When the Japandroids first announced their tour in support of “Near to the Wild Heart of Life,” it wasn’t New York City or their native Vancouver that sold out first, but a Friday-night stay right here in Philly at Union Transfer. A second night was added, and four months and one record release later the duo made their return to an uncannily sunny Philadelphia for a weekend full of sweat, beers and rock ’n’ roll.
Opening the show was The Hold Steady frontman Craig Finn. He performed a solid set of his solo heartland rock including a few tracks from his forthcoming “We All Want the Same Thing.” A few faithful fans had made their way to the front of the crowd, and their love for Finn was evident. As for everyone else, they waited with bated breath for Brian King and David Prowse of Japandroids to finally arrive.
When the duo finally took the stage, the room went dark and feedback fed the air as Prowse began an ever-increasing drum roll until the opening chords of “Wild Heart” were met by strobe lights flashing, and instantly a mosh pit was formed.
The fans had only had the record for less than a month, and the tour stops were still in the single digits, but the band already seemed confident in delivery and the crowd knew every word to the songs. It was a reassuring sign that the new material, originally made for the studio, would match the intensity of 2012’s “Celebration Rock,” a record that was created to be played live rather than born from the liberties of multitrack instrumentation.
That is not to say that “Celebration Rock’s” collection of anthemic choruses, guitar solos and drum fills is gone. “Adrenaline Nightshift” followed swiftly after King made a quick introduction mimicking rock interviewer and fellow Canuck, Nardwuar. A chorus of adoring fans chanted back at King “there’s no high like this,” which seemed to be a truism of the crowd, a cathartic release that comes from seeing a band live after a three-year absence.
“Nightshift” is a great example of the high octane dynamic of Japandroids past shows, but with more material, King and Prowse have devised a new, refined setlist to extend the show without tiring out the crowd. This is mostly allowed by the addition of slower, lyrically dense fare from “Wild Heart” to pace out the more hectic moments. Those hectic moments are still heavy and often, however, like during “Wet Hair” when the size of pit threatened to swallow the whole crowd.
This goes to show that King and Prowse care about these shows and that the fans enjoy them — immensely. Past interviews have revealed that the duo finds time in the studio laborious; Prowse and King have acknowledged that the reason they are a band is for the touring. And it’s not just the band’s technical chops that contributes to the rush fans receive when they kick off “The Night of Wine and Roses” or the first synth line on “Arc of Bar.” The efforts their stage team puts in to fill a room like Union Transfer with a simple kit and a six-string is astounding as well. Behind the duo stands a wall of amplifiers used to fixate the booming sound, and beyond that what I can only imagine is a truly excellent light display (it was tough to see from up front).

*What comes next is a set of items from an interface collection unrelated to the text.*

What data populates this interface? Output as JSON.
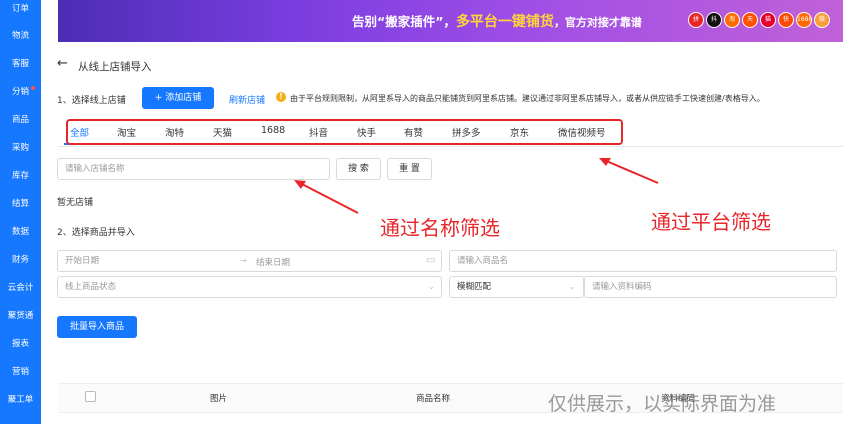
{
  "sidebar": {
    "items": [
      {
        "label": "订单"
      },
      {
        "label": "物流"
      },
      {
        "label": "客服"
      },
      {
        "label": "分销"
      },
      {
        "label": "商品"
      },
      {
        "label": "采购"
      },
      {
        "label": "库存"
      },
      {
        "label": "结算"
      },
      {
        "label": "数据"
      },
      {
        "label": "财务"
      },
      {
        "label": "云会计"
      },
      {
        "label": "聚货通"
      },
      {
        "label": "报表"
      },
      {
        "label": "营销"
      },
      {
        "label": "聚工单"
      }
    ]
  },
  "banner": {
    "text_prefix": "告别“搬家插件”，",
    "text_highlight": "多平台一键铺货",
    "text_suffix": "，官方对接才靠谱",
    "platform_icons": [
      "拼",
      "抖",
      "淘",
      "天",
      "猫",
      "快",
      "1688",
      "微"
    ]
  },
  "page": {
    "title": "从线上店铺导入"
  },
  "step1": {
    "label": "1、选择线上店铺",
    "add_shop_label": "+ 添加店铺",
    "refresh_label": "刷新店铺",
    "note": "由于平台规则限制，从阿里系导入的商品只能铺货到阿里系店铺。建议通过非阿里系店铺导入，或者从供应链手工快速创建/表格导入。"
  },
  "platform_tabs": [
    "全部",
    "淘宝",
    "淘特",
    "天猫",
    "1688",
    "抖音",
    "快手",
    "有赞",
    "拼多多",
    "京东",
    "微信视频号"
  ],
  "shop_search": {
    "placeholder": "请输入店铺名称",
    "search_label": "搜 索",
    "reset_label": "重 置"
  },
  "no_shop_text": "暂无店铺",
  "step2": {
    "label": "2、选择商品并导入",
    "start_date_placeholder": "开始日期",
    "end_date_placeholder": "结束日期",
    "product_name_placeholder": "请输入商品名",
    "status_placeholder": "线上商品状态",
    "match_mode": "模糊匹配",
    "code_placeholder": "请输入资料编码",
    "batch_import_label": "批量导入商品"
  },
  "table": {
    "columns": [
      "图片",
      "商品名称",
      "资料编码"
    ]
  },
  "annotations": {
    "by_name": "通过名称筛选",
    "by_platform": "通过平台筛选",
    "color": "#e8262a"
  },
  "watermark": "仅供展示，以实际界面为准",
  "colors": {
    "primary": "#1677ff",
    "sidebar": "#1677ff",
    "warning": "#faad14"
  }
}
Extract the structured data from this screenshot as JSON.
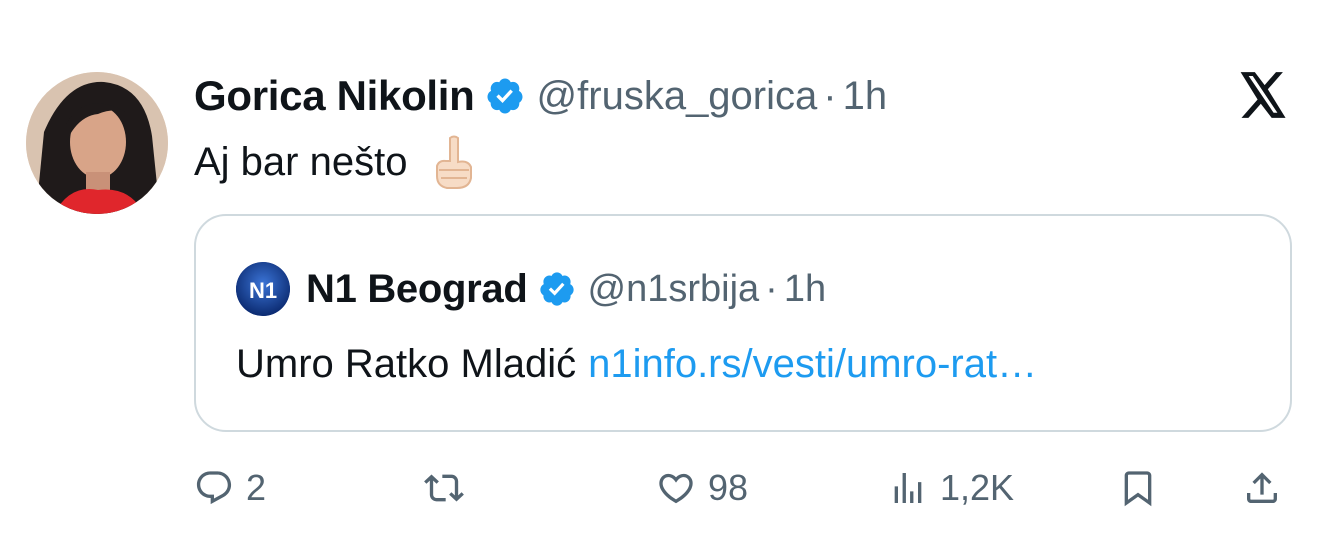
{
  "tweet": {
    "author": {
      "display_name": "Gorica Nikolin",
      "handle": "@fruska_gorica",
      "verified": true
    },
    "separator": "·",
    "time": "1h",
    "text": "Aj bar nešto",
    "emoji": "pointing-up-emoji"
  },
  "quote": {
    "author": {
      "display_name": "N1 Beograd",
      "handle": "@n1srbija",
      "verified": true,
      "avatar_label": "N1"
    },
    "separator": "·",
    "time": "1h",
    "text": "Umro Ratko Mladić",
    "link": "n1info.rs/vesti/umro-rat…"
  },
  "actions": {
    "reply": {
      "icon": "reply-icon",
      "count": "2"
    },
    "retweet": {
      "icon": "retweet-icon",
      "count": ""
    },
    "like": {
      "icon": "heart-icon",
      "count": "98"
    },
    "views": {
      "icon": "views-icon",
      "count": "1,2K"
    },
    "bookmark": {
      "icon": "bookmark-icon"
    },
    "share": {
      "icon": "share-icon"
    }
  },
  "colors": {
    "text": "#0f1419",
    "secondary": "#536471",
    "accent": "#1d9bf0",
    "border": "#cfd9de"
  }
}
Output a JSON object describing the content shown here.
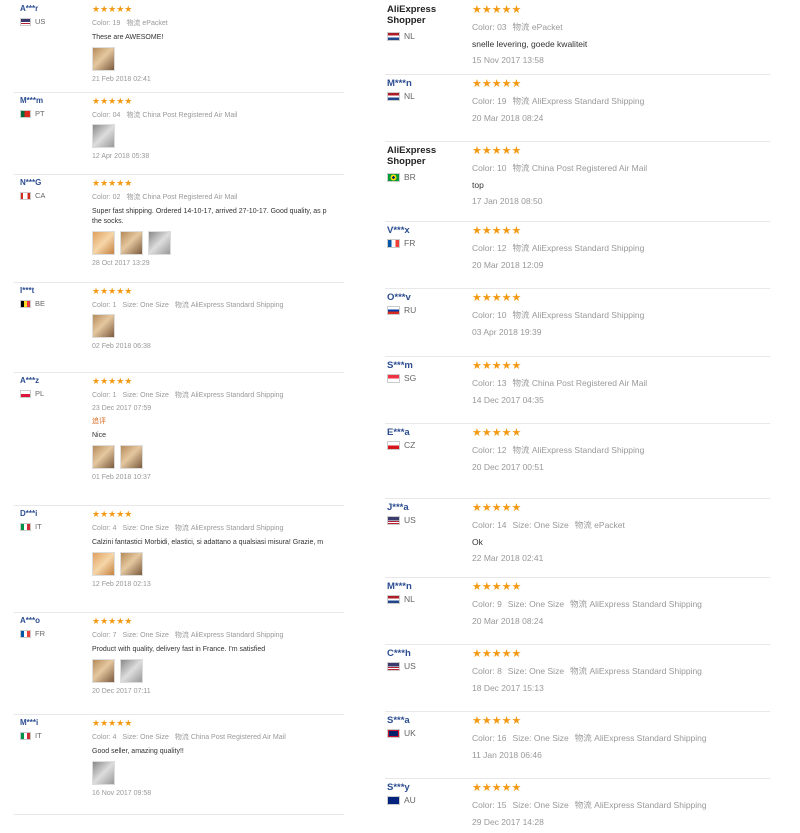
{
  "labels": {
    "color": "Color:",
    "size": "Size:",
    "shipping_prefix": "物流"
  },
  "left": [
    {
      "name": "A***r",
      "country": "US",
      "flag": "us",
      "stars": "★★★★★",
      "color": "19",
      "size": "",
      "shipping": "ePacket",
      "text": "These are AWESOME!",
      "thumbs": 1,
      "date": "21 Feb 2018 02:41"
    },
    {
      "name": "M***m",
      "country": "PT",
      "flag": "pt",
      "stars": "★★★★★",
      "color": "04",
      "size": "",
      "shipping": "China Post Registered Air Mail",
      "text": "",
      "thumbs": 1,
      "date": "12 Apr 2018 05:38"
    },
    {
      "name": "N***G",
      "country": "CA",
      "flag": "ca",
      "stars": "★★★★★",
      "color": "02",
      "size": "",
      "shipping": "China Post Registered Air Mail",
      "text": "Super fast shipping. Ordered 14-10-17, arrived 27-10-17. Good quality, as p",
      "text2": "the socks.",
      "thumbs": 3,
      "date": "28 Oct 2017 13:29"
    },
    {
      "name": "I***t",
      "country": "BE",
      "flag": "be",
      "stars": "★★★★★",
      "color": "1",
      "size": "One Size",
      "shipping": "AliExpress Standard Shipping",
      "text": "",
      "thumbs": 1,
      "date": "02 Feb 2018 06:38"
    },
    {
      "name": "A***z",
      "country": "PL",
      "flag": "pl",
      "stars": "★★★★★",
      "color": "1",
      "size": "One Size",
      "shipping": "AliExpress Standard Shipping",
      "text": "",
      "thumbs": 0,
      "date": "23 Dec 2017 07:59",
      "additional": "追评",
      "text_after": "Nice",
      "thumbs_after": 2,
      "date_after": "01 Feb 2018 10:37"
    },
    {
      "name": "D***i",
      "country": "IT",
      "flag": "it",
      "stars": "★★★★★",
      "color": "4",
      "size": "One Size",
      "shipping": "AliExpress Standard Shipping",
      "text": "Calzini fantastici Morbidi, elastici, si adattano a qualsiasi misura! Grazie, m",
      "thumbs": 2,
      "date": "12 Feb 2018 02:13"
    },
    {
      "name": "A***o",
      "country": "FR",
      "flag": "fr",
      "stars": "★★★★★",
      "color": "7",
      "size": "One Size",
      "shipping": "AliExpress Standard Shipping",
      "text": "Product with quality, delivery fast in France. I'm satisfied",
      "thumbs": 2,
      "date": "20 Dec 2017 07:11"
    },
    {
      "name": "M***i",
      "country": "IT",
      "flag": "it",
      "stars": "★★★★★",
      "color": "4",
      "size": "One Size",
      "shipping": "China Post Registered Air Mail",
      "text": "Good seller, amazing quality!!",
      "thumbs": 1,
      "date": "16 Nov 2017 09:58"
    }
  ],
  "right": [
    {
      "name": "AliExpress",
      "name2": "Shopper",
      "country": "NL",
      "flag": "nl",
      "stars": "★★★★★",
      "color": "03",
      "size": "",
      "shipping": "ePacket",
      "text": "snelle levering, goede kwaliteit",
      "date": "15 Nov 2017 13:58"
    },
    {
      "name": "M***n",
      "country": "NL",
      "flag": "nl",
      "stars": "★★★★★",
      "color": "19",
      "size": "",
      "shipping": "AliExpress Standard Shipping",
      "text": "",
      "date": "20 Mar 2018 08:24"
    },
    {
      "name": "AliExpress",
      "name2": "Shopper",
      "country": "BR",
      "flag": "br",
      "stars": "★★★★★",
      "color": "10",
      "size": "",
      "shipping": "China Post Registered Air Mail",
      "text": "top",
      "date": "17 Jan 2018 08:50"
    },
    {
      "name": "V***x",
      "country": "FR",
      "flag": "fr",
      "stars": "★★★★★",
      "color": "12",
      "size": "",
      "shipping": "AliExpress Standard Shipping",
      "text": "",
      "date": "20 Mar 2018 12:09"
    },
    {
      "name": "O***v",
      "country": "RU",
      "flag": "ru",
      "stars": "★★★★★",
      "color": "10",
      "size": "",
      "shipping": "AliExpress Standard Shipping",
      "text": "",
      "date": "03 Apr 2018 19:39"
    },
    {
      "name": "S***m",
      "country": "SG",
      "flag": "sg",
      "stars": "★★★★★",
      "color": "13",
      "size": "",
      "shipping": "China Post Registered Air Mail",
      "text": "",
      "date": "14 Dec 2017 04:35"
    },
    {
      "name": "E***a",
      "country": "CZ",
      "flag": "cz",
      "stars": "★★★★★",
      "color": "12",
      "size": "",
      "shipping": "AliExpress Standard Shipping",
      "text": "",
      "date": "20 Dec 2017 00:51"
    },
    {
      "name": "J***a",
      "country": "US",
      "flag": "us",
      "stars": "★★★★★",
      "color": "14",
      "size": "One Size",
      "shipping": "ePacket",
      "text": "Ok",
      "date": "22 Mar 2018 02:41"
    },
    {
      "name": "M***n",
      "country": "NL",
      "flag": "nl",
      "stars": "★★★★★",
      "color": "9",
      "size": "One Size",
      "shipping": "AliExpress Standard Shipping",
      "text": "",
      "date": "20 Mar 2018 08:24"
    },
    {
      "name": "C***h",
      "country": "US",
      "flag": "us",
      "stars": "★★★★★",
      "color": "8",
      "size": "One Size",
      "shipping": "AliExpress Standard Shipping",
      "text": "",
      "date": "18 Dec 2017 15:13"
    },
    {
      "name": "S***a",
      "country": "UK",
      "flag": "gb",
      "stars": "★★★★★",
      "color": "16",
      "size": "One Size",
      "shipping": "AliExpress Standard Shipping",
      "text": "",
      "date": "11 Jan 2018 06:46"
    },
    {
      "name": "S***y",
      "country": "AU",
      "flag": "au",
      "stars": "★★★★★",
      "color": "15",
      "size": "One Size",
      "shipping": "AliExpress Standard Shipping",
      "text": "",
      "date": "29 Dec 2017 14:28"
    }
  ]
}
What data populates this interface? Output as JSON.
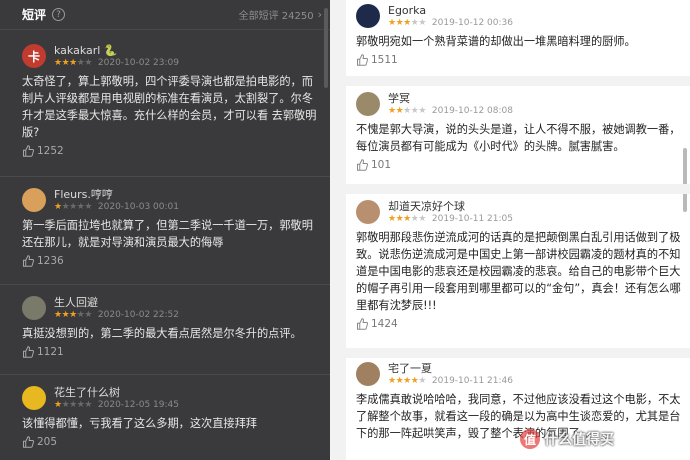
{
  "left_panel": {
    "title": "短评",
    "help_icon": "question-circle-icon",
    "all_label": "全部短评 24250",
    "chevron": "›",
    "comments": [
      {
        "avatar_text": "卡",
        "avatar_color": "#c23b2f",
        "name": "kakakarl 🐍",
        "stars": 3,
        "date": "2020-10-02 23:09",
        "text": "太奇怪了，算上郭敬明，四个评委导演也都是拍电影的，而制片人评级都是用电视剧的标准在看演员，太割裂了。尔冬升才是这季最大惊喜。充什么样的会员，才可以看 去郭敬明版?",
        "likes": "1252"
      },
      {
        "avatar_text": "",
        "avatar_color": "#d8a05a",
        "name": "Fleurs.哼哼",
        "stars": 1,
        "date": "2020-10-03 00:01",
        "text": "第一季后面拉垮也就算了，但第二季说一千道一万，郭敬明还在那儿，就是对导演和演员最大的侮辱",
        "likes": "1236"
      },
      {
        "avatar_text": "",
        "avatar_color": "#7a7a6a",
        "name": "生人回避",
        "stars": 3,
        "date": "2020-10-02 22:52",
        "text": "真挺没想到的，第二季的最大看点居然是尔冬升的点评。",
        "likes": "1121"
      },
      {
        "avatar_text": "",
        "avatar_color": "#e8b820",
        "name": "花生了什么树",
        "stars": 1,
        "date": "2020-12-05 19:45",
        "text": "该懂得都懂，亏我看了这么多期，这次直接拜拜",
        "likes": "205"
      }
    ]
  },
  "right_panel": {
    "comments": [
      {
        "avatar_color": "#1e2a4a",
        "name": "Egorka",
        "stars": 3,
        "date": "2019-10-12 00:36",
        "text": "郭敬明宛如一个熟背菜谱的却做出一堆黑暗料理的厨师。",
        "likes": "1511"
      },
      {
        "avatar_color": "#9a8a6a",
        "name": "学冥",
        "stars": 2,
        "date": "2019-10-12 08:08",
        "text": "不愧是郭大导演，说的头头是道，让人不得不服，被她调教一番，每位演员都有可能成为《小时代》的头牌。腻害腻害。",
        "likes": "101"
      },
      {
        "avatar_color": "#b89070",
        "name": "却道天凉好个球",
        "stars": 3,
        "date": "2019-10-11 21:05",
        "text": "郭敬明那段悲伤逆流成河的话真的是把颠倒黑白乱引用话做到了极致。说悲伤逆流成河是中国史上第一部讲校园霸凌的题材真的不知道是中国电影的悲哀还是校园霸凌的悲哀。给自己的电影带个巨大的帽子再引用一段套用到哪里都可以的“金句”，真会！还有怎么哪里都有沈梦辰!!!",
        "likes": "1424"
      },
      {
        "avatar_color": "#a08060",
        "name": "宅了一夏",
        "stars": 4,
        "date": "2019-10-11 21:46",
        "text": "李成儒真敢说哈哈哈，我同意，不过他应该没看过这个电影，不太了解整个故事，就看这一段的确是以为高中生谈恋爱的，尤其是台下的那一阵起哄笑声，毁了整个表演的氛围了。。",
        "likes": ""
      }
    ]
  },
  "watermark": {
    "badge": "值",
    "text": "什么值得买"
  }
}
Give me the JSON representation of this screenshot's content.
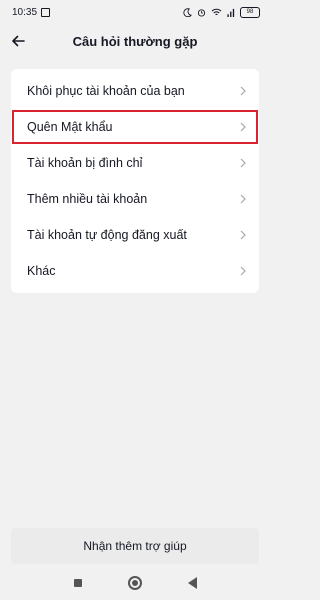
{
  "status_bar": {
    "time": "10:35",
    "battery": "98"
  },
  "header": {
    "title": "Câu hỏi thường gặp"
  },
  "faq": {
    "items": [
      {
        "label": "Khôi phục tài khoản của bạn"
      },
      {
        "label": "Quên Mật khẩu",
        "highlighted": true
      },
      {
        "label": "Tài khoản bị đình chỉ"
      },
      {
        "label": "Thêm nhiều tài khoản"
      },
      {
        "label": "Tài khoản tự động đăng xuất"
      },
      {
        "label": "Khác"
      }
    ]
  },
  "footer": {
    "help_label": "Nhận thêm trợ giúp"
  },
  "colors": {
    "highlight": "#d9232f",
    "background": "#f1f1f2"
  },
  "icons": [
    "back-arrow-icon",
    "chevron-right-icon",
    "moon-icon",
    "alarm-icon",
    "signal-icon",
    "wifi-icon",
    "battery-icon"
  ]
}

It all made for an inviting atmosphere, knowing how much care was invested in putting on the best possible show. The band took requests for songs that they haven’t played in years, such as “Heart Sweats.” King also invited fans to come on stage to crowd surf and stagehands helped to make sure everyone was safely returned to the crowd. At one point towards the end of the set, the stagehand even lifted King on his shoulders mid-song, carrying him around the stage.
By the time the closer “The House That Heaven Built” came around, the crowd’s collective catharsis had morphed into a sense of camaraderie — everyone brought together by what is easily the best show I’ve seen this year.